It’s been another beautiful week at the Dry Tortugas. The water has been really clear across the Quicksands (an area of shifting sandy bottom west of the Marquesas where both the Spanish galleons Nuestra Señora de Atocha and the Santa Margarita were found by Mel Fisher in the 1980’s). These conditions have made for excellent turtle watching. We even saw 3 pairs of mating turtles during our ride home on Saturday.
Spring Migration will peak in the next few weeks and the bird watching has been awesome. Masked Booby’s have nested on Hospital Key, Sooty and Noddy Terns are raising young on Bush Key. Bridled and Roseate Terns will arrive soon. We saw a variety of warblers this week including Swainson’s, Blue-winged, Hooded, Worm-eating, Parula, Black-and-white, Prairie, Prothonotary, Blackburian, Cape May, and Palm, as well as Ovenbirds, and Northern and Louisiana Waterthrush. Orchard Orioles, Summer and Scarlet Tanagers, Yellow-billed Cuckoos, Peregrins, Merlins, Kestrals, were all spotted in the 10 acre parade ground of Fort Jefferson. It’s a great time to break out the binoculars and head to the Tortugas.
Saturday was Junior Ranger Day at the Dry Tortugas and all the children on board completed their workbooks and were sworn in as Junior Rangers by the Superintendent of Everglades and The Dry Tortugas National Parks, Dan Kimball.
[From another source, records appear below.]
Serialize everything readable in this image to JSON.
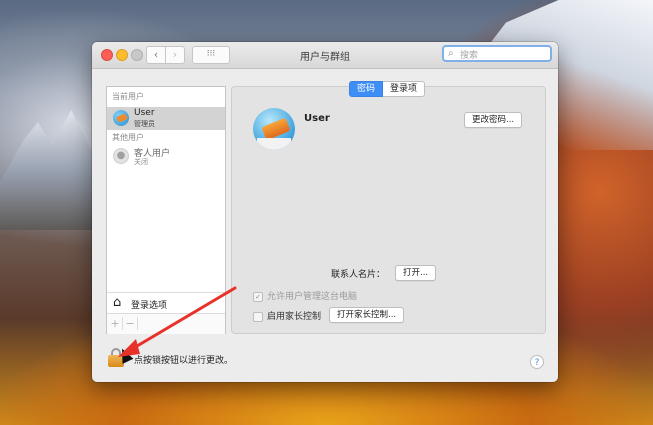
{
  "window": {
    "title": "用户与群组",
    "search_placeholder": "搜索",
    "nav_back": "‹",
    "nav_forward": "›",
    "grid": "⁝⁝⁝"
  },
  "sidebar": {
    "current_users_header": "当前用户",
    "current_user": {
      "name": "User",
      "role": "管理员"
    },
    "other_users_header": "其他用户",
    "guest_user": {
      "name": "客人用户",
      "status": "关闭"
    },
    "login_options": "登录选项",
    "add": "+",
    "remove": "−"
  },
  "tabs": {
    "password": "密码",
    "login_items": "登录项"
  },
  "panel": {
    "user_name": "User",
    "change_password_button": "更改密码...",
    "contact_card_label": "联系人名片：",
    "open_button": "打开...",
    "allow_admin_label": "允许用户管理这台电脑",
    "parental_controls_label": "启用家长控制",
    "open_parental_controls_button": "打开家长控制..."
  },
  "footer": {
    "lock_text": "点按锁按钮以进行更改。",
    "help": "?"
  },
  "colors": {
    "accent": "#3e8ef7",
    "annotation_arrow": "#e8312a"
  }
}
Hope to see you soon aboard the Yankee Freedom II!